The answer must be a single number: the count of lines below that contain the string "caption".
====== Available records ======
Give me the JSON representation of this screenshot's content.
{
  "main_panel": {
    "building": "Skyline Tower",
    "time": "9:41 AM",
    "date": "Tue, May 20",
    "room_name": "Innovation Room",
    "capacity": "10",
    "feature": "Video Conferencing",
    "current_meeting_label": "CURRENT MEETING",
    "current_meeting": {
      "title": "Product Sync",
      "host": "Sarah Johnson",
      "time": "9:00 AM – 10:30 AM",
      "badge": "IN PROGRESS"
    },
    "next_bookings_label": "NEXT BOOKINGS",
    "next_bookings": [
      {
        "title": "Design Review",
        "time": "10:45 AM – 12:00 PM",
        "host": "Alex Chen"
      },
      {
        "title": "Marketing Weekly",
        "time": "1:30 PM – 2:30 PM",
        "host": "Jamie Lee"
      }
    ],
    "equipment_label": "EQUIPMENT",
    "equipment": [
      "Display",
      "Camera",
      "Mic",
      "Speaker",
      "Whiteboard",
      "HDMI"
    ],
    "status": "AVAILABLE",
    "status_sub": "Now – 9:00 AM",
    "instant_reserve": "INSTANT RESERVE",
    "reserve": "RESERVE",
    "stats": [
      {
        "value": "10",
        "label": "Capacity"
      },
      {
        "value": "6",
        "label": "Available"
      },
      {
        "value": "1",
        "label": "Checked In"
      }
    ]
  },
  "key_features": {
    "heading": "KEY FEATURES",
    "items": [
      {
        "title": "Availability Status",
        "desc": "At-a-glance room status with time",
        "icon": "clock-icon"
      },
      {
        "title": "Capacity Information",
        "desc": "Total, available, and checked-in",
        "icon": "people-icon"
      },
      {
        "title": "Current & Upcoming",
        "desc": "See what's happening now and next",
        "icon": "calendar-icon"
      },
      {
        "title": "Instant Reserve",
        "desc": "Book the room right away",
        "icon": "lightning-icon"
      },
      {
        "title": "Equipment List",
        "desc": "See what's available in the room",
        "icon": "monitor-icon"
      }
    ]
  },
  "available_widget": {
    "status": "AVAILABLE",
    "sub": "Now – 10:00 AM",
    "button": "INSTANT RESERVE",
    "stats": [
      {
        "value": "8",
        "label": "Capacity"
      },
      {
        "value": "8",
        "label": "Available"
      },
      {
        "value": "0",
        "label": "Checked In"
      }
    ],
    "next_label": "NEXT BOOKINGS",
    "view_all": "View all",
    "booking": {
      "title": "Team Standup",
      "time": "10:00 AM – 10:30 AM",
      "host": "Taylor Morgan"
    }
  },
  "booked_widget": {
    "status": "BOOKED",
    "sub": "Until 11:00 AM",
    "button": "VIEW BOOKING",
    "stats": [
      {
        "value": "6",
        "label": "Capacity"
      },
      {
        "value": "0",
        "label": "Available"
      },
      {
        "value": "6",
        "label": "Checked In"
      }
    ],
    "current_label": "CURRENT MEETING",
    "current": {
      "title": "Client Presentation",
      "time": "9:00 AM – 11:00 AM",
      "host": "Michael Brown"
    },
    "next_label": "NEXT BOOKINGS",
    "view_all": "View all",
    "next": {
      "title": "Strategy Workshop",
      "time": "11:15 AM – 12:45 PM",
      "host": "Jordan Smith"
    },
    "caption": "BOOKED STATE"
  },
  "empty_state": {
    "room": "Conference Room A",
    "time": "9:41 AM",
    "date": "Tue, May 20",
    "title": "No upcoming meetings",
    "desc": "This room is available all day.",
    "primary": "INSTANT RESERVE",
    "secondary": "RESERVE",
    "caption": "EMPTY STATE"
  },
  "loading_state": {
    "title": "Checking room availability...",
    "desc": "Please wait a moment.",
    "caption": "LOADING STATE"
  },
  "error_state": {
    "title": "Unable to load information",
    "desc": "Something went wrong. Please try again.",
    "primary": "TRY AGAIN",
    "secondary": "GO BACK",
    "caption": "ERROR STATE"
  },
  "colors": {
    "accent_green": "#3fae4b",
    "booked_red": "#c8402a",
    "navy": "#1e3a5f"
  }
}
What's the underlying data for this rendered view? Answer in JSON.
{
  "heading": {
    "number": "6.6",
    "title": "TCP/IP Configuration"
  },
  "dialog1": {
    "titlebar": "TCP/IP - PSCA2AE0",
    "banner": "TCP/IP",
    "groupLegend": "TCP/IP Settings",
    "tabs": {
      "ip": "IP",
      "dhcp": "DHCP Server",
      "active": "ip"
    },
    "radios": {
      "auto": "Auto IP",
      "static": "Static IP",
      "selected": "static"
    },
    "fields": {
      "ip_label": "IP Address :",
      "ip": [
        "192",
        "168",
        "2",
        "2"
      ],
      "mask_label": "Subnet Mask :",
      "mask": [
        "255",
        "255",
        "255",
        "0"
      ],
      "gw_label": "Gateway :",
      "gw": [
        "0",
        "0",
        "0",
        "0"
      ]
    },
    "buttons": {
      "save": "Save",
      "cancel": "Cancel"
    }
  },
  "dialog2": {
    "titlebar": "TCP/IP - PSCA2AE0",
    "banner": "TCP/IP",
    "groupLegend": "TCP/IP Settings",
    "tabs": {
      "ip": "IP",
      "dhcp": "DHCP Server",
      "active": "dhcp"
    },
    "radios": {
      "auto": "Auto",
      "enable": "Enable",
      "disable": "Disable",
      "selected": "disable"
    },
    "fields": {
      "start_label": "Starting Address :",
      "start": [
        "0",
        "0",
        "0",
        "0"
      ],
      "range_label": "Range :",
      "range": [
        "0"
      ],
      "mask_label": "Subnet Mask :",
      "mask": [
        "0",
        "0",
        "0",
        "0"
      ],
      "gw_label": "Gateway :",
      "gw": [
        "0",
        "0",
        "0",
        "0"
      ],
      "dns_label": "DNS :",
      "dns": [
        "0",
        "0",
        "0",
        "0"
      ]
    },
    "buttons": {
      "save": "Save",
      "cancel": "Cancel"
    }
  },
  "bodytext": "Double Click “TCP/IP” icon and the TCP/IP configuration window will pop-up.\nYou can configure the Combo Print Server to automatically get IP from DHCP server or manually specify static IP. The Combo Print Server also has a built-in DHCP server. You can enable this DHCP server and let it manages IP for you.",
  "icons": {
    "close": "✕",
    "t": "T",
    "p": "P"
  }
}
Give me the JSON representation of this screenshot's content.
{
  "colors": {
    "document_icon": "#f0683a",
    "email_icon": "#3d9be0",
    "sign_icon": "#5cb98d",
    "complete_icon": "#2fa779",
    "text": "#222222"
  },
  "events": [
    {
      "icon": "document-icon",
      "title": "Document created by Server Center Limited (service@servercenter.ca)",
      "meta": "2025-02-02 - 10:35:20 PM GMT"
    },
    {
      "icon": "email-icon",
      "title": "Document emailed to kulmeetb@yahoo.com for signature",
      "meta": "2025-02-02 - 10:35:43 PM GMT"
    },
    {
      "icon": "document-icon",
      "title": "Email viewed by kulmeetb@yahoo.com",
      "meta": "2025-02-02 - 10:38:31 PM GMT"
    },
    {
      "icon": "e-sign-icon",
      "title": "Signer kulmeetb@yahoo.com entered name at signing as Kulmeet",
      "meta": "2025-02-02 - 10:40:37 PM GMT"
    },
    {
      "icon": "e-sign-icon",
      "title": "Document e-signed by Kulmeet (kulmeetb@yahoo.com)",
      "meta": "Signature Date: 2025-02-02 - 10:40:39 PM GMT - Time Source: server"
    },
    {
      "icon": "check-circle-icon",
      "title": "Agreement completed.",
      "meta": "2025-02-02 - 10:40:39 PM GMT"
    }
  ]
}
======
▸ Answer to this task
4